--- START ---

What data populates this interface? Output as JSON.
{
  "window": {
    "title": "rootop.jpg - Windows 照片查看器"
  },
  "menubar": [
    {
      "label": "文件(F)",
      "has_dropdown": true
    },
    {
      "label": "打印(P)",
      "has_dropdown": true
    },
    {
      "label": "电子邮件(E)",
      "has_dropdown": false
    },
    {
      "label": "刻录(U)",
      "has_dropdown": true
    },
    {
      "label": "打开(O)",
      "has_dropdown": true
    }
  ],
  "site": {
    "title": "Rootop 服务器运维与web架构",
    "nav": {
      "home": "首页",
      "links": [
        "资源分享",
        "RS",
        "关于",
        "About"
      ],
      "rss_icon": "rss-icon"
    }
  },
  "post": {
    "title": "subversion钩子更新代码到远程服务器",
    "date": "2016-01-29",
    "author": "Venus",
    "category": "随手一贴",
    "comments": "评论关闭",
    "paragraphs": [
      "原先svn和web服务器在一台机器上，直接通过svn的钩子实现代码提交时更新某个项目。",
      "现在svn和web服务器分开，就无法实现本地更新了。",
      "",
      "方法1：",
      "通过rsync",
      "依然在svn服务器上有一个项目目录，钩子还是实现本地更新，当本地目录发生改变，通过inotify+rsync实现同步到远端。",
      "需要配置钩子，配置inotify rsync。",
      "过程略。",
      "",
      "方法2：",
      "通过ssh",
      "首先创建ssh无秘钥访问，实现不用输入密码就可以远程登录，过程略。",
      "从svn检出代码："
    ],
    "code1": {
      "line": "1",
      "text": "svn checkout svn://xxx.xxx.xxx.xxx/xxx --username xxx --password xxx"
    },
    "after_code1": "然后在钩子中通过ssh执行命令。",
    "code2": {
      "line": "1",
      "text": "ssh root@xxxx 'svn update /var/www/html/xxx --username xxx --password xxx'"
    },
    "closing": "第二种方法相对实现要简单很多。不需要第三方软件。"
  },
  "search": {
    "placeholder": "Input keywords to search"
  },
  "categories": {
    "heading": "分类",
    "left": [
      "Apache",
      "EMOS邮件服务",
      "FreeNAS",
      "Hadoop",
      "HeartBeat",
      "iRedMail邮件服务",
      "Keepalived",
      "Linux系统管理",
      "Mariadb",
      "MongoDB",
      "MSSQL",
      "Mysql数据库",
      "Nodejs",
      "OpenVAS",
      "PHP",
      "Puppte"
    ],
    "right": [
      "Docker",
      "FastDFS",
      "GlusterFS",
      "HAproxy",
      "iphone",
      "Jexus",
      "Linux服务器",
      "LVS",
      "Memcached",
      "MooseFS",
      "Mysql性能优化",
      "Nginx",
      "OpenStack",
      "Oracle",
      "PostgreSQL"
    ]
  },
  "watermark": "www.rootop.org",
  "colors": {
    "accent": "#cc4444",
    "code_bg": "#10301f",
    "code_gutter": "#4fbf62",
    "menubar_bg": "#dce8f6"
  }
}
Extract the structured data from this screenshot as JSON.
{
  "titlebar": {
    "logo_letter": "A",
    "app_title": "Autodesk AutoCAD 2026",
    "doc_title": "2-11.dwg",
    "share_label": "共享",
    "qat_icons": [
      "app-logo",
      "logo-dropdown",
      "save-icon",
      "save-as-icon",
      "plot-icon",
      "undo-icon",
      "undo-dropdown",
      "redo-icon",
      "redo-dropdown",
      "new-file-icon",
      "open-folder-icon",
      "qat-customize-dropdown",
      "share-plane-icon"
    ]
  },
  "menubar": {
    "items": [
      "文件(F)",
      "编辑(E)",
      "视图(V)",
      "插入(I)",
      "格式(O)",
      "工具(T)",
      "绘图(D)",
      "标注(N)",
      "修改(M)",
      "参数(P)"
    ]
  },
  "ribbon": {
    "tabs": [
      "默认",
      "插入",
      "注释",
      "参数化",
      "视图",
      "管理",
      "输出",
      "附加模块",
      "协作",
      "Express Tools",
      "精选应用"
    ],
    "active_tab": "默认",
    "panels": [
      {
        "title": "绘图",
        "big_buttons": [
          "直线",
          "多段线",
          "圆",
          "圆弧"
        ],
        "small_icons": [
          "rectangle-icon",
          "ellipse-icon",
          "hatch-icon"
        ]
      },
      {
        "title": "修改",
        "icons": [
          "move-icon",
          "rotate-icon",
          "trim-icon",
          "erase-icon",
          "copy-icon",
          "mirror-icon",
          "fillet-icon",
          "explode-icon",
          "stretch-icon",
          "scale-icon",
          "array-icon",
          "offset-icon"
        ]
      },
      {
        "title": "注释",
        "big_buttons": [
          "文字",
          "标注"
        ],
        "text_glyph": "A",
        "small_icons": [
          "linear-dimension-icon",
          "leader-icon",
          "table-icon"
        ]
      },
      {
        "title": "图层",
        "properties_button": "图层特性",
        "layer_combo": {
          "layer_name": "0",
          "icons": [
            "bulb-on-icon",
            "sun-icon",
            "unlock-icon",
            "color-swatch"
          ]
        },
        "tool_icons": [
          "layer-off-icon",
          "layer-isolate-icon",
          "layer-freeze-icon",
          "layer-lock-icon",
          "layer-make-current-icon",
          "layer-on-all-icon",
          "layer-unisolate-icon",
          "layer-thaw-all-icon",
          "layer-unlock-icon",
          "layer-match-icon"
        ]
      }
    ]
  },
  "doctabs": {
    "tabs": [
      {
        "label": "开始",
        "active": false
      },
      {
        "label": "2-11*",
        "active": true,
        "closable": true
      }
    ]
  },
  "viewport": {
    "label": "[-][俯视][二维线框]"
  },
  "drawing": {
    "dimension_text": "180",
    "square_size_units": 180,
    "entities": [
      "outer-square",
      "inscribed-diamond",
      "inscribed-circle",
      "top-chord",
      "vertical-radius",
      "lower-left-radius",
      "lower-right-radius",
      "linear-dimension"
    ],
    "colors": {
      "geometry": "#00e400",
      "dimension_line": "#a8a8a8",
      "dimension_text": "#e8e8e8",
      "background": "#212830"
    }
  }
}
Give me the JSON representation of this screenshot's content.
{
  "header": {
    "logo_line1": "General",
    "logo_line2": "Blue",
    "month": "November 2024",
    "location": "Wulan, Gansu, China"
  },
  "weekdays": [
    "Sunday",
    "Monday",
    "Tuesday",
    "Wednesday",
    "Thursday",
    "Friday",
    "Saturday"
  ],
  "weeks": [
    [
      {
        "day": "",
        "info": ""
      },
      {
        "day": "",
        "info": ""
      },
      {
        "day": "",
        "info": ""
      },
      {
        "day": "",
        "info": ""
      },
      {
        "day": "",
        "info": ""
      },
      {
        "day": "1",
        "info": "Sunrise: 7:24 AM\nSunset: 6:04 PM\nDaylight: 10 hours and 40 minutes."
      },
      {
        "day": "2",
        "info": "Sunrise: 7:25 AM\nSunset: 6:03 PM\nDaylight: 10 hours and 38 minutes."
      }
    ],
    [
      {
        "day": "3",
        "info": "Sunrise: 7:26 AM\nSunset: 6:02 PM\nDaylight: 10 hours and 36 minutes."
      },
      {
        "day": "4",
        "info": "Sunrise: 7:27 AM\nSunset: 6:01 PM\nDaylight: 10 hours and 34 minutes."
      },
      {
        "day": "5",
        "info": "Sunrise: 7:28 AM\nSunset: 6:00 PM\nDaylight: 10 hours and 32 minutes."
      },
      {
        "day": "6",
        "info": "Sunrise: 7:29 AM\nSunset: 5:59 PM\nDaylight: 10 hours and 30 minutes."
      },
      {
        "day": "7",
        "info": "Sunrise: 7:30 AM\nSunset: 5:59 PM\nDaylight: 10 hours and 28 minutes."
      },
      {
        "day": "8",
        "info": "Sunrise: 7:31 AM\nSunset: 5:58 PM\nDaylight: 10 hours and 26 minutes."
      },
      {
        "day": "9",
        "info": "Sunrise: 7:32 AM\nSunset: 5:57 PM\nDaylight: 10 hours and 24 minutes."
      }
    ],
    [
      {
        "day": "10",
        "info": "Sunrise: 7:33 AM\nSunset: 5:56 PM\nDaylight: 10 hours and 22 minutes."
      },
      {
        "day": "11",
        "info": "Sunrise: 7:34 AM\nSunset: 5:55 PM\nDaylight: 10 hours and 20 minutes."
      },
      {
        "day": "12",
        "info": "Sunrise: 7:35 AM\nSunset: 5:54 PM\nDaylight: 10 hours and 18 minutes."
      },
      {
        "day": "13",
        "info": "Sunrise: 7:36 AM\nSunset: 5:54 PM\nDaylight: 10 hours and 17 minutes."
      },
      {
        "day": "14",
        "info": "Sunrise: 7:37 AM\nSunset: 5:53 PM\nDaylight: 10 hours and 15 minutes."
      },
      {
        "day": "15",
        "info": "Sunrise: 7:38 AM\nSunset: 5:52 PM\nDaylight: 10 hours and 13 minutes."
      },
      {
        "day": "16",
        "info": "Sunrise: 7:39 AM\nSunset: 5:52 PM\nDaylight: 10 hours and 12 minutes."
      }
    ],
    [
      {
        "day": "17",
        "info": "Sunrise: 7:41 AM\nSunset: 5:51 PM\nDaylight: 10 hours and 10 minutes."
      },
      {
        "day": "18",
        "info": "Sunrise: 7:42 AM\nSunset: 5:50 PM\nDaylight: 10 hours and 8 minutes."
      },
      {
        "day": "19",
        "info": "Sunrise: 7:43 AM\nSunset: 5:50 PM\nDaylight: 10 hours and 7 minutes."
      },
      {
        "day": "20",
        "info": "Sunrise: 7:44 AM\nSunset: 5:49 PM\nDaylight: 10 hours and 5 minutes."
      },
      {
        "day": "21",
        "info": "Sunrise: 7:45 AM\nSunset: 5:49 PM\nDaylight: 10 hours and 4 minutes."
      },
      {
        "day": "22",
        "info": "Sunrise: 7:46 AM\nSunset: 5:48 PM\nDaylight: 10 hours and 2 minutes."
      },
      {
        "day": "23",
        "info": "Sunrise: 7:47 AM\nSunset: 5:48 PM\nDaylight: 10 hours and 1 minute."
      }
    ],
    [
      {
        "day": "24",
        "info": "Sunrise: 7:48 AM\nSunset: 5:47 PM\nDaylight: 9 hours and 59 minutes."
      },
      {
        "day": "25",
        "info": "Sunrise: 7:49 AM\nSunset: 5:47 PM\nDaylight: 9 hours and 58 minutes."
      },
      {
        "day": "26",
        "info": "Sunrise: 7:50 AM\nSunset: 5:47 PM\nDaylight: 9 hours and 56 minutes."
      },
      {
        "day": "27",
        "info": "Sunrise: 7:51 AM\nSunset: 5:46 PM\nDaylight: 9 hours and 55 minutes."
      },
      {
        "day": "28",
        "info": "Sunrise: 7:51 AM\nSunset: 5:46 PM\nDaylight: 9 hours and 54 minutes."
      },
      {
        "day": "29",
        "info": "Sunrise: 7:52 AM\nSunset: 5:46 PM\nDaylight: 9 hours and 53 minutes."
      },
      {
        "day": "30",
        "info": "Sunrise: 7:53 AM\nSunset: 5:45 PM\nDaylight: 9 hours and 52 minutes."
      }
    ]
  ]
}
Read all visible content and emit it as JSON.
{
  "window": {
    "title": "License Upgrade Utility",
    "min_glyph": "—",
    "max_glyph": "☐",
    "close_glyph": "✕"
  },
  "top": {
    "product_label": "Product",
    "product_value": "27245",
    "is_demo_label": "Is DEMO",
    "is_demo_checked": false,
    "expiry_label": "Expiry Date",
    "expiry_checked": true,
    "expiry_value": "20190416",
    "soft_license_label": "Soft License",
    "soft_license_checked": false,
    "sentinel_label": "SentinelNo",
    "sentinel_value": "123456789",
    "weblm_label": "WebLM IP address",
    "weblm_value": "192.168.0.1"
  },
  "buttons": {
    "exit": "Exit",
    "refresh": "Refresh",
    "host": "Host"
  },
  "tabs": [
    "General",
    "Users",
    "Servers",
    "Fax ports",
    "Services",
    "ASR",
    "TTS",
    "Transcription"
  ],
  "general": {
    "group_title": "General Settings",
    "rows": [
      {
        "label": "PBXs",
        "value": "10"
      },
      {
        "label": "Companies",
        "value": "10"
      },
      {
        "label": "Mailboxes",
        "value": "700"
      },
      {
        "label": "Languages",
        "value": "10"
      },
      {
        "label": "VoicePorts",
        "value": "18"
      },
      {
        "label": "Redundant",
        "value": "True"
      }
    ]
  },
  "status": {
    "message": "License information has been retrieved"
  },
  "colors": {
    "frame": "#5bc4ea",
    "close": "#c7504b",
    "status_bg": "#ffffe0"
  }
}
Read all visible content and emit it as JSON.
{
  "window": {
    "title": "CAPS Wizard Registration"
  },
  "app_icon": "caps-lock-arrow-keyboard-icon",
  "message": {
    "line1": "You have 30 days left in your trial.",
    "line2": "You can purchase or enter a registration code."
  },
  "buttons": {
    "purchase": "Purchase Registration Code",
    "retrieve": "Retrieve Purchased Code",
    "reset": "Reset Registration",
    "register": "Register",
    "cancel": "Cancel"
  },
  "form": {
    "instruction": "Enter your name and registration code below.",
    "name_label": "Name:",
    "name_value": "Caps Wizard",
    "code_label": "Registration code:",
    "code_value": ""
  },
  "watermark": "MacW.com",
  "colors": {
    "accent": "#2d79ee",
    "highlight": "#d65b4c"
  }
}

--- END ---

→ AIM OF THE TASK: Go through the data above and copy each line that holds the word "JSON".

→ RESULT OF THIS EXERCISE:
What data populates this interface? Output as JSON.
Extract the structured data from this screenshot as JSON.
Give me the JSON representation of this screenshot's content.
Read all visible content and emit it as JSON.
Read all visible content and emit it as JSON.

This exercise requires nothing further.